[Data entries]
=== Section Start ===
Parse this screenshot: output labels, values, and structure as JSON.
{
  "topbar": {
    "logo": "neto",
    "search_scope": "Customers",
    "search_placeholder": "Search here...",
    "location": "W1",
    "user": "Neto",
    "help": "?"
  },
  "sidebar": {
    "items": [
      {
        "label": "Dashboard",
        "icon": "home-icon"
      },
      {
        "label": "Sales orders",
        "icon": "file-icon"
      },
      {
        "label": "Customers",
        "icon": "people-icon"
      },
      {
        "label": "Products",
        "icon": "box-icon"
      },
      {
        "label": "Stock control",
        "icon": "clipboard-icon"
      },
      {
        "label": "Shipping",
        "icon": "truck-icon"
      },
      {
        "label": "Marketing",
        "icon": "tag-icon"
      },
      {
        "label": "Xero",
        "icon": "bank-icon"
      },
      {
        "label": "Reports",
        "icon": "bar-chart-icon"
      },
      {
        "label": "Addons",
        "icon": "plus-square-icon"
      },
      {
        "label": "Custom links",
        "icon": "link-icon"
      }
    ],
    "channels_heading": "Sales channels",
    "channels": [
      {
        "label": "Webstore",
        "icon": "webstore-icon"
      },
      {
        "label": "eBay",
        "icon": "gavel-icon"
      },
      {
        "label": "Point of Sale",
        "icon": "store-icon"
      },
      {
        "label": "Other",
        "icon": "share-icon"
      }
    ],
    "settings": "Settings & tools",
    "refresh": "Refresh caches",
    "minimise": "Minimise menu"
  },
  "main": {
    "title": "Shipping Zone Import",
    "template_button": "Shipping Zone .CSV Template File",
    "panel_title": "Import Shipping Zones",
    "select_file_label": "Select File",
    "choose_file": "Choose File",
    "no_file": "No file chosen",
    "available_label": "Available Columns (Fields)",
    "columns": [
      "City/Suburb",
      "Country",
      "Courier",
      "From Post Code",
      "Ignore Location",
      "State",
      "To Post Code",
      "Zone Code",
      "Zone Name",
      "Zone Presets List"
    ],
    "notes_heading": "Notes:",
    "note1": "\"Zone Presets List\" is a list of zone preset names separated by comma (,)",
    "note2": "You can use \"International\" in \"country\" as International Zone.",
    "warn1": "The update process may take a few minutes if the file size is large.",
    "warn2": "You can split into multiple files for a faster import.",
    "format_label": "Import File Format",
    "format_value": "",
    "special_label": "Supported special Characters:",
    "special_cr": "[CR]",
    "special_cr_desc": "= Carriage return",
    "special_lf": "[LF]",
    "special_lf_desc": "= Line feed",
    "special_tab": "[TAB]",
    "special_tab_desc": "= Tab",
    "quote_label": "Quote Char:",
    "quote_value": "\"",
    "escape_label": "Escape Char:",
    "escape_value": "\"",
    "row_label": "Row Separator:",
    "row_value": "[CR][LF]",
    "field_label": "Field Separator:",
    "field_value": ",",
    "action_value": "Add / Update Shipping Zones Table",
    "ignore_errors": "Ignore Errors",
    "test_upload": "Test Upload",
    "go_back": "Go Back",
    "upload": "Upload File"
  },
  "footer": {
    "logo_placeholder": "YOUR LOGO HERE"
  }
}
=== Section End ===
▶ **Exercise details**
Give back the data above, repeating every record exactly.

▶ **Output for this exercise**
Parse this screenshot: output labels, values, and structure as JSON.
{
  "topbar": {
    "logo": "neto",
    "search_scope": "Customers",
    "search_placeholder": "Search here...",
    "location": "W1",
    "user": "Neto",
    "help": "?"
  },
  "sidebar": {
    "items": [
      {
        "label": "Dashboard",
        "icon": "home-icon"
      },
      {
        "label": "Sales orders",
        "icon": "file-icon"
      },
      {
        "label": "Customers",
        "icon": "people-icon"
      },
      {
        "label": "Products",
        "icon": "box-icon"
      },
      {
        "label": "Stock control",
        "icon": "clipboard-icon"
      },
      {
        "label": "Shipping",
        "icon": "truck-icon"
      },
      {
        "label": "Marketing",
        "icon": "tag-icon"
      },
      {
        "label": "Xero",
        "icon": "bank-icon"
      },
      {
        "label": "Reports",
        "icon": "bar-chart-icon"
      },
      {
        "label": "Addons",
        "icon": "plus-square-icon"
      },
      {
        "label": "Custom links",
        "icon": "link-icon"
      }
    ],
    "channels_heading": "Sales channels",
    "channels": [
      {
        "label": "Webstore",
        "icon": "webstore-icon"
      },
      {
        "label": "eBay",
        "icon": "gavel-icon"
      },
      {
        "label": "Point of Sale",
        "icon": "store-icon"
      },
      {
        "label": "Other",
        "icon": "share-icon"
      }
    ],
    "settings": "Settings & tools",
    "refresh": "Refresh caches",
    "minimise": "Minimise menu"
  },
  "main": {
    "title": "Shipping Zone Import",
    "template_button": "Shipping Zone .CSV Template File",
    "panel_title": "Import Shipping Zones",
    "select_file_label": "Select File",
    "choose_file": "Choose File",
    "no_file": "No file chosen",
    "available_label": "Available Columns (Fields)",
    "columns": [
      "City/Suburb",
      "Country",
      "Courier",
      "From Post Code",
      "Ignore Location",
      "State",
      "To Post Code",
      "Zone Code",
      "Zone Name",
      "Zone Presets List"
    ],
    "notes_heading": "Notes:",
    "note1": "\"Zone Presets List\" is a list of zone preset names separated by comma (,)",
    "note2": "You can use \"International\" in \"country\" as International Zone.",
    "warn1": "The update process may take a few minutes if the file size is large.",
    "warn2": "You can split into multiple files for a faster import.",
    "format_label": "Import File Format",
    "format_value": "",
    "special_label": "Supported special Characters:",
    "special_cr": "[CR]",
    "special_cr_desc": "= Carriage return",
    "special_lf": "[LF]",
    "special_lf_desc": "= Line feed",
    "special_tab": "[TAB]",
    "special_tab_desc": "= Tab",
    "quote_label": "Quote Char:",
    "quote_value": "\"",
    "escape_label": "Escape Char:",
    "escape_value": "\"",
    "row_label": "Row Separator:",
    "row_value": "[CR][LF]",
    "field_label": "Field Separator:",
    "field_value": ",",
    "action_value": "Add / Update Shipping Zones Table",
    "ignore_errors": "Ignore Errors",
    "test_upload": "Test Upload",
    "go_back": "Go Back",
    "upload": "Upload File"
  },
  "footer": {
    "logo_placeholder": "YOUR LOGO HERE"
  }
}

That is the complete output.